#### ACTIVITY
Search for the word "Тест" in the entries. Each line that holds it should be copied.

#### AVAILABLE DATA
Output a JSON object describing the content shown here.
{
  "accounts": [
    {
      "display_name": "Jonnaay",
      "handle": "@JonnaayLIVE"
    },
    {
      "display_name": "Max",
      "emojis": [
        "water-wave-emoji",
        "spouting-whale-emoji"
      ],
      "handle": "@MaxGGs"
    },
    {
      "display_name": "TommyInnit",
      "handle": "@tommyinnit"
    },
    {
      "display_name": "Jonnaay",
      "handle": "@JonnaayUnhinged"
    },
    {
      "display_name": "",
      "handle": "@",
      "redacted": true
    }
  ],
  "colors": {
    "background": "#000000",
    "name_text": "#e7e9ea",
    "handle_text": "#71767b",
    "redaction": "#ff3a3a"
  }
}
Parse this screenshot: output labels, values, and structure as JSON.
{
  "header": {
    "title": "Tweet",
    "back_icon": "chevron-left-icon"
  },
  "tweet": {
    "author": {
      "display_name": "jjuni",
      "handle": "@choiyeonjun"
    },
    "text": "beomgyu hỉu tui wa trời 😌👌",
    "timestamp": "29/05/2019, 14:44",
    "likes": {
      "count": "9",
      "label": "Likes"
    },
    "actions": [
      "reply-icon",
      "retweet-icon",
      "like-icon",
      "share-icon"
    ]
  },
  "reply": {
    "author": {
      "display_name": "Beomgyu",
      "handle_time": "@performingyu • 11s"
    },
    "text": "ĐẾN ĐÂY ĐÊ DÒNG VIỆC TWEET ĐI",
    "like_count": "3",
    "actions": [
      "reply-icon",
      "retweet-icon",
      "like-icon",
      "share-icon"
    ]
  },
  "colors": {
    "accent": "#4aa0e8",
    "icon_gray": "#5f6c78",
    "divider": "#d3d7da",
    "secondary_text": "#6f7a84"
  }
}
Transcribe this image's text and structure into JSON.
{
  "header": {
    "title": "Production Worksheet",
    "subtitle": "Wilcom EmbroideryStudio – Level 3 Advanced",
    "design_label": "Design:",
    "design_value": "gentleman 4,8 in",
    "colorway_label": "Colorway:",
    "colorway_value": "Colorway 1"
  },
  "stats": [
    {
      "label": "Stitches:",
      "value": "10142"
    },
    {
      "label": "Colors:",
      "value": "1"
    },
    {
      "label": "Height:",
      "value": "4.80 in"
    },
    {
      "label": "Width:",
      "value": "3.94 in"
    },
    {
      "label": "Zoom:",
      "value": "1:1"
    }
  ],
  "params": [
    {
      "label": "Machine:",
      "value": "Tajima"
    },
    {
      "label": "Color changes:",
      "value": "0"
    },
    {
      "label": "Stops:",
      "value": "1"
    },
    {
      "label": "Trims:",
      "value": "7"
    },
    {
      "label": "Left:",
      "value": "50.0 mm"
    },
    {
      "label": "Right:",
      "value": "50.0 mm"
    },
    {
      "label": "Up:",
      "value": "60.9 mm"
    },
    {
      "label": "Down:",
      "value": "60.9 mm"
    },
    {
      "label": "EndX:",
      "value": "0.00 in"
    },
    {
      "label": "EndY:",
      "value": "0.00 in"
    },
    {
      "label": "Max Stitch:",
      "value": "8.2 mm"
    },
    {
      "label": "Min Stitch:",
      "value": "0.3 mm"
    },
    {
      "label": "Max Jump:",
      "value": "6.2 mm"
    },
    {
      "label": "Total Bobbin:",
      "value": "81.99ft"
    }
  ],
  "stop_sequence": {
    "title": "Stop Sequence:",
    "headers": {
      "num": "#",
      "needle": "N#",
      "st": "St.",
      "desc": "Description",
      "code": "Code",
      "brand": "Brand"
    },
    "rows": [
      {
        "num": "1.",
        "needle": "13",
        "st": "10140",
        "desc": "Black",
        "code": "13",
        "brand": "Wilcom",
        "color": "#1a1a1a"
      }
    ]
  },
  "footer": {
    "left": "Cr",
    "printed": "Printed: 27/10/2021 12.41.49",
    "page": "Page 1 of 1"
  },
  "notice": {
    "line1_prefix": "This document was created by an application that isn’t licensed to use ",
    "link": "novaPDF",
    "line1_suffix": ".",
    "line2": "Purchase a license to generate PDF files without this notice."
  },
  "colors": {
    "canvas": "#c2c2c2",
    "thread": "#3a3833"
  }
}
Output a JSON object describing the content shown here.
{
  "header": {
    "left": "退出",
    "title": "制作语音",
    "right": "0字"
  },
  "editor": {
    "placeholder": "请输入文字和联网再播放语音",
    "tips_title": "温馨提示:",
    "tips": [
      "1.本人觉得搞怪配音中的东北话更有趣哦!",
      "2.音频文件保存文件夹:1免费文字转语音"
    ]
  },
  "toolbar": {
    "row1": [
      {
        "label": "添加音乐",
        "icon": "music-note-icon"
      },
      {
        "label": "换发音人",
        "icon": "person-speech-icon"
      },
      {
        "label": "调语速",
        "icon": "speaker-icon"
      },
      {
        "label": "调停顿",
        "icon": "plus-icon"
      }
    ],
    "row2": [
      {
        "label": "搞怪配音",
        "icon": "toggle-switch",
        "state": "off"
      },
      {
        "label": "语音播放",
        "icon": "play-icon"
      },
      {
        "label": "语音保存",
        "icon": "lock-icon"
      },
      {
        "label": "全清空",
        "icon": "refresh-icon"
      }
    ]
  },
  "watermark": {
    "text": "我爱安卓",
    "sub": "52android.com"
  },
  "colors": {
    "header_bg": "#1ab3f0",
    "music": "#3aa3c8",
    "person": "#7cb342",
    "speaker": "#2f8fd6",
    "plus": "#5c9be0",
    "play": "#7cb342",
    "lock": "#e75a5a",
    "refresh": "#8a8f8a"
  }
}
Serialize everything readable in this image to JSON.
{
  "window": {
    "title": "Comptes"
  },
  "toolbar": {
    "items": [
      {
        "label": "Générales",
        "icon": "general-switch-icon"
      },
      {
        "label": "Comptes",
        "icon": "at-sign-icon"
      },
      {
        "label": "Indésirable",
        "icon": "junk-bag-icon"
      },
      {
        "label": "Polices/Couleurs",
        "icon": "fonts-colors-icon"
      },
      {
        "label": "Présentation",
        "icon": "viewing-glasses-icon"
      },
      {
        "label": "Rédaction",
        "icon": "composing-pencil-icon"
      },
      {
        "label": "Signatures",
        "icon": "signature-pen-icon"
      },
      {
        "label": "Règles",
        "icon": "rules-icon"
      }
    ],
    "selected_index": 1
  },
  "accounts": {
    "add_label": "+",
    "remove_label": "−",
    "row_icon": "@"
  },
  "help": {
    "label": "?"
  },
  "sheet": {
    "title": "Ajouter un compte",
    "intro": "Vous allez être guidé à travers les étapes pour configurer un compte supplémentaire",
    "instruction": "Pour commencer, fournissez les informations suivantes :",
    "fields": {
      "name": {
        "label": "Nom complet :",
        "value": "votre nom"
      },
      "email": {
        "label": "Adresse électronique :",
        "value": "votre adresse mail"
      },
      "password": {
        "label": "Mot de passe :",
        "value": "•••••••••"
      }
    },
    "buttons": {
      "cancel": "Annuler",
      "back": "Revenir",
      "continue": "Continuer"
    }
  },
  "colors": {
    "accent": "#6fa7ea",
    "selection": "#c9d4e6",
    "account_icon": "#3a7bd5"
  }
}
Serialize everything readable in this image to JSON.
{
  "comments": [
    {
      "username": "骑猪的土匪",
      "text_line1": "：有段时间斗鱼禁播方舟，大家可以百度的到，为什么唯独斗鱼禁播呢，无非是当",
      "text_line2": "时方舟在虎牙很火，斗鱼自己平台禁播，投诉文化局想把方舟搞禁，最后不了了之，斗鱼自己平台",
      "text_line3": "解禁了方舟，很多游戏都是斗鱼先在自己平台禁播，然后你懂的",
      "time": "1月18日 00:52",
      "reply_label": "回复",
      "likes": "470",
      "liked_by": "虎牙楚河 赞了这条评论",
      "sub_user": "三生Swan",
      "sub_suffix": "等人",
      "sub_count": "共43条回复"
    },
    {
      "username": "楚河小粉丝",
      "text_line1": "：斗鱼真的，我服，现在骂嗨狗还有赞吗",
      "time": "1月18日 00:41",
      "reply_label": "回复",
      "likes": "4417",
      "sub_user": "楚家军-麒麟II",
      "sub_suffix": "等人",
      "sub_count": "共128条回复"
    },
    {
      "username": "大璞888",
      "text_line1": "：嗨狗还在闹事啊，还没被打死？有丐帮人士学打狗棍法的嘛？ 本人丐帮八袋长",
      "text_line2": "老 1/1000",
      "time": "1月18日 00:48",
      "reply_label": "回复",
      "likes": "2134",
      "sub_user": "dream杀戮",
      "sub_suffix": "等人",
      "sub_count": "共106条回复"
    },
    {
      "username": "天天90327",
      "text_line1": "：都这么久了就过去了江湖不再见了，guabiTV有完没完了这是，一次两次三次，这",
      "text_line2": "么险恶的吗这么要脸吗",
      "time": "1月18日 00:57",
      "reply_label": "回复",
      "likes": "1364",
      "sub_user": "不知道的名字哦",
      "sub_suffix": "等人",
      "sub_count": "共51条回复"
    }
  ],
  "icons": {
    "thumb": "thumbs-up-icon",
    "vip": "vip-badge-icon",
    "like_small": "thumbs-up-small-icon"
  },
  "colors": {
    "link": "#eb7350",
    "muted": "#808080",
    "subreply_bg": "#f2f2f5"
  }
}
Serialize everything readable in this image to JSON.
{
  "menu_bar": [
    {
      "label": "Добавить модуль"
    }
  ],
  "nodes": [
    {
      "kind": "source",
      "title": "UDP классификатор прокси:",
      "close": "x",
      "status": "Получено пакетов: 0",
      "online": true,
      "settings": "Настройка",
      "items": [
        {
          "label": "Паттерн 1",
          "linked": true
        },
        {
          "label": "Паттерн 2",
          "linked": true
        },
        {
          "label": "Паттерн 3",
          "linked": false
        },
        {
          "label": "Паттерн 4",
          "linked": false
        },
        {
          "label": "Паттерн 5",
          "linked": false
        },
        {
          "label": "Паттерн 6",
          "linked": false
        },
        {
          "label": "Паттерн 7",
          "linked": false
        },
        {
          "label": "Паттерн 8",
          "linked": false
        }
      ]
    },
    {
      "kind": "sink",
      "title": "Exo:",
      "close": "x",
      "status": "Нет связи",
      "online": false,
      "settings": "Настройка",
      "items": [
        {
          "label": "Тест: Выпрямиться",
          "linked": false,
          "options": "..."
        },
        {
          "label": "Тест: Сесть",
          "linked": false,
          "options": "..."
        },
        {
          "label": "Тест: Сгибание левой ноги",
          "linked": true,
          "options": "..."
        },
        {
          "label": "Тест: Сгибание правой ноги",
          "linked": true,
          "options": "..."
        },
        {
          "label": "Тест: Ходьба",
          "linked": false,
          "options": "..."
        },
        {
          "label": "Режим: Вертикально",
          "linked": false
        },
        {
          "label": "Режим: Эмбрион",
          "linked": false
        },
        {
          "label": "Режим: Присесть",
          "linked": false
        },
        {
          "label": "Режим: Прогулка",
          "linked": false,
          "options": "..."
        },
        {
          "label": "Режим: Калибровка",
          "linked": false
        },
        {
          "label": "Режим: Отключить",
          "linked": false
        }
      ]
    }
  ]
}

#### ANSWER BOX
          "label": "Тест: Выпрямиться",
          "label": "Тест: Сесть",
          "label": "Тест: Сгибание левой ноги",
          "label": "Тест: Сгибание правой ноги",
          "label": "Тест: Ходьба",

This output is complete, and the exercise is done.